The board of Royal Mencap Society is delighted that its Chief Executive, Edel Harris, has been awarded the Order of the British Empire (OBE) by Her Majesty The Queen in recognition of her services to the public sector and charity.
Edel was appointed as honorary Officer of the Most Excellent Order of the British Empire on the advice of the Secretary of State for Foreign and Commonwealth Affairs, as she is an Irish citizen.
Following an early career as a Metropolitan Police Officer, Edel began working in health and social care. She spent 8 years working for NHS Grampian, where she set up and led successful social enterprises and developed new social care services. She then served as Deputy Chief Executive of the homelessness charity, Aberdeen Foyer, before taking up the role of Chief Executive of Cornerstone, one of Scotland’s leading charities which supports people with a learning disability, physical disability, autism and/or dementia. In this role, Edel pioneered new ways of providing care.
Edel started her role as Chief Executive of Mencap in January 2020, just two months before the coronavirus pandemic sent the UK into lockdown. She has played a central role in steering Mencap through the pandemic. Under her leadership, the charity has continued to deliver direct support to thousands of people in exceptionally difficult circumstances, while working closely with others to secure the inclusion of people with a learning disability in priority groups for the COVID-19 vaccine rollout programme.
On receiving the honour, Edel Harris OBE, Chief Executive of Mencap, says: “I am delighted to receive this award. As an Irish citizen, I am especially pleased to have been acknowledged for my contribution to the public sector and charity in Britain, where I have lived for many years and consider my home.
“This award recognises the people with a learning disability, my colleagues over many years and those in the disability community who I have had the privilege to work alongside throughout my career. I’d particularly like to play tribute to all the hard-working support workers across the social care sector who have gone above and beyond to keep people safe during the pandemic. Together, we have helped make a difference.
“I hope this award and the subsequent attention will help raise the profile of the learning disability sector’s important work. Our vision is for the UK to be the best place in the world for people with a learning disability to live happy and healthy lives and I look forward to continuing to play a small part in helping to make that happen.”
Derek Lewis, Chair of Mencap, says: “The board is delighted that Edel’s long and distinguished contribution to public service, the charity sector and to people with a learning disability has been recognised in this way. We are particularly grateful to have the benefit of her leadership and experience in her current role as Chief Executive of Mencap as we strive to help make the UK a better place to live for people with learning disabilities, despite COVID and significant funding pressures.”
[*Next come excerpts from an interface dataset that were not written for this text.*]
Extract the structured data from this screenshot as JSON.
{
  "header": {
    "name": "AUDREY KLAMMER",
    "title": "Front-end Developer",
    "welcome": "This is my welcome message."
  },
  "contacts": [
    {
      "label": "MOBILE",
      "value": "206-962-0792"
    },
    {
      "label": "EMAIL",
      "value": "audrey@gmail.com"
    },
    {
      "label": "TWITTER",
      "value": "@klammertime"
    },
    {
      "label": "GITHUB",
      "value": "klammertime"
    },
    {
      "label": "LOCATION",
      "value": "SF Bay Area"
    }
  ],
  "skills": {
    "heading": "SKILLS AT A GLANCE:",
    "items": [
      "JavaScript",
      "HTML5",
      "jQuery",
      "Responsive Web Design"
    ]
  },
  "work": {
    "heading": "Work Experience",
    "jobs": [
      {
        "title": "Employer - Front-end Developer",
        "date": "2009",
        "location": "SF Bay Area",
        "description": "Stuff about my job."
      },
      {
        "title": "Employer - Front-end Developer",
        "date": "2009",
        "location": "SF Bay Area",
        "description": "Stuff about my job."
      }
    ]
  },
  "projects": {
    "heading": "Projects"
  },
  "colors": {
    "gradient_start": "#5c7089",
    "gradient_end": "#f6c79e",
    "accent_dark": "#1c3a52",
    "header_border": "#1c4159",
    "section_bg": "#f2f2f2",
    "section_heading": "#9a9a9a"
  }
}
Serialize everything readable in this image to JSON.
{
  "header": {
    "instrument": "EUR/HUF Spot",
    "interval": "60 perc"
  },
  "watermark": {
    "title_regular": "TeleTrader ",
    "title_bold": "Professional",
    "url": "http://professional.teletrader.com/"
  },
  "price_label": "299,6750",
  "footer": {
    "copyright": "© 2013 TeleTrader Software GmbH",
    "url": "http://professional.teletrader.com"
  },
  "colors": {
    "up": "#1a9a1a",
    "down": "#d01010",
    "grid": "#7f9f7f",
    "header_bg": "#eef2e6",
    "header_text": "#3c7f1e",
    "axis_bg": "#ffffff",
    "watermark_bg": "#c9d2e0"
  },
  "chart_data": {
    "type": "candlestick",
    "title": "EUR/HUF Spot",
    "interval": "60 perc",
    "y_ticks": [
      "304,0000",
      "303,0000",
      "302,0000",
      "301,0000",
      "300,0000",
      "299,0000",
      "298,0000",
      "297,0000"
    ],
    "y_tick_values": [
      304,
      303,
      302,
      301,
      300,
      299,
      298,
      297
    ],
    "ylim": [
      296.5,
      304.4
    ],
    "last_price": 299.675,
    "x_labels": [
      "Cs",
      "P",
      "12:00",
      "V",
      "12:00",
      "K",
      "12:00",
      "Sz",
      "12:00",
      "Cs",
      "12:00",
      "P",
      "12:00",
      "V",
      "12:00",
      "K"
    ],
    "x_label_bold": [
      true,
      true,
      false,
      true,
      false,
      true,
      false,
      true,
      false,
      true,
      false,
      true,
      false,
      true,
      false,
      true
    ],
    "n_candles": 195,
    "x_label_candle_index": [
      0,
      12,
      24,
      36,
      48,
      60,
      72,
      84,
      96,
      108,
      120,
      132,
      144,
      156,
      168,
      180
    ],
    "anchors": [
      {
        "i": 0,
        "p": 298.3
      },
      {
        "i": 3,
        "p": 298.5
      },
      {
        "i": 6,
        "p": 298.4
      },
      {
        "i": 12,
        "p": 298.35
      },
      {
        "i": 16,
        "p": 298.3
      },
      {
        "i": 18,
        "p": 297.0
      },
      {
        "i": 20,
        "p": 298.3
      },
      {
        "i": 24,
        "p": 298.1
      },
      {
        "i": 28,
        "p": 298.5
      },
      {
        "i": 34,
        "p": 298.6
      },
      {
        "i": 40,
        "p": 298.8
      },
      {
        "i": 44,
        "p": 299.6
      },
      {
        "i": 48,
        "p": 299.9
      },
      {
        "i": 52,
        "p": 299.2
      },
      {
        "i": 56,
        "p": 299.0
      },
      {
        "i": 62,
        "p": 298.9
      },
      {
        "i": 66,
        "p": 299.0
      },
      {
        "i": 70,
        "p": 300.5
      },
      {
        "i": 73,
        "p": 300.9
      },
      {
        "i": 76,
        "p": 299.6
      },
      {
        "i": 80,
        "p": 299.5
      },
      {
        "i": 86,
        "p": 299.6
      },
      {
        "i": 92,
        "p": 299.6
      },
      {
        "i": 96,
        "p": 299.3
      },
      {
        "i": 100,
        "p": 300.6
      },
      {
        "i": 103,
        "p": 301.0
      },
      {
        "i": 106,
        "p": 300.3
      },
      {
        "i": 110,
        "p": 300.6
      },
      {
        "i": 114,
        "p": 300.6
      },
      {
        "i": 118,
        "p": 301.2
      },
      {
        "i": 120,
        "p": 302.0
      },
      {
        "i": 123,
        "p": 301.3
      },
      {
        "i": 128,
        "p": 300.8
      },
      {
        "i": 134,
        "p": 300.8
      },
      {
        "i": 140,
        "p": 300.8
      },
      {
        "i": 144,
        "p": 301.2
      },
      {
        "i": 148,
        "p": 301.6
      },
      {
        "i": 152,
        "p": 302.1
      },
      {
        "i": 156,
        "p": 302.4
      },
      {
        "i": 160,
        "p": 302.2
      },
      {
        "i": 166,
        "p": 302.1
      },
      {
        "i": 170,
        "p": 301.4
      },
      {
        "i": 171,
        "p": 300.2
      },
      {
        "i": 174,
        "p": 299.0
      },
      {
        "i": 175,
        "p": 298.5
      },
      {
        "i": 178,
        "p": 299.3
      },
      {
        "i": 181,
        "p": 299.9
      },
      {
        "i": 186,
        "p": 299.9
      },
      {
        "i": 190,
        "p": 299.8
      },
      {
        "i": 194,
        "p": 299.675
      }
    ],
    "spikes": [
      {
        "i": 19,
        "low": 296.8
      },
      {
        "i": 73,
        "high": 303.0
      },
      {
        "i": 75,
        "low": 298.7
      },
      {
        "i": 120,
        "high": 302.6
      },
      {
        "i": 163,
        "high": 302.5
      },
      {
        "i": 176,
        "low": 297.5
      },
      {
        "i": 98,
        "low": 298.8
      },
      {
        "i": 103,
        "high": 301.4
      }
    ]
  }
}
Jack Welch, Chair of Mencap’s Voices Council, a group of people with lived experience relevant to the charity who advise Mencap’s trustees and Edel’s leadership team, says: “The Voices Council are so pleased to hear Edel has been awarded an OBE. This is thoroughly deserved. Edel continues to empower us at the Voices Council to guide Mencap on future priorities and decisions. Her commitment and inclusive thinking in leadership has driven a positive change for people with a learning disability and their lives.
Until recently, Edel was a Director of the Aberdeen Football Club Community Trust and a Director of the Scottish Council for Development and Industry. She served as the first female President of Aberdeen and Grampian Chamber of Commerce. She was also one of the first Directors of Opportunity North East (ONE); former Chair of The Life Changes Trust; and former Chair of the Scottish Government's Social Investment Fund. She currently sits on the Board of the Robertson Trust which works to alleviate poverty and trauma in Scotland.
Edel is married with two sons, one of whom has a learning disability and Fragile X Syndrome.
She will be awarded her honour in person later this year.
For further information, contact Mencap’s media team on: firstname.lastname@example.org or 020 7696 5414 (including out of hours).
Notes to editors:
There are approximately 1.5 million people with a learning disability in the UK. Mencap works to support people with a learning disability, their families and carers by fighting to change laws, improve services and access to education, employment and leisure facilities. Mencap supports thousands of people with a learning disability to live their lives the way they want: www.mencap.org.uk
For advice and information about learning disability and Mencap services in your area, contact Mencap’s Freephone Learning Disability Helpline on 0808 808 1111 (10am-3pm, Monday-Friday) or email email@example.com.
What is a learning disability?
- A learning disability is a reduced intellectual ability which can cause problems with everyday tasks – for example shopping and cooking, or travelling to new places – which affects someone for their whole life;
- Learning disability is NOT a mental illness or a learning difficulty, such as dyslexia. Very often the term ‘learning difficulty’ is wrongly used interchangeably with ‘learning disability’;
- People with a learning disability can take longer to learn new things and may need support to develop new skills, understand difficult information and engage with other people. The level of support someone needs is different with every individual. For example, someone with a severe learning disability might need much more support with daily tasks than someone with a mild learning disability.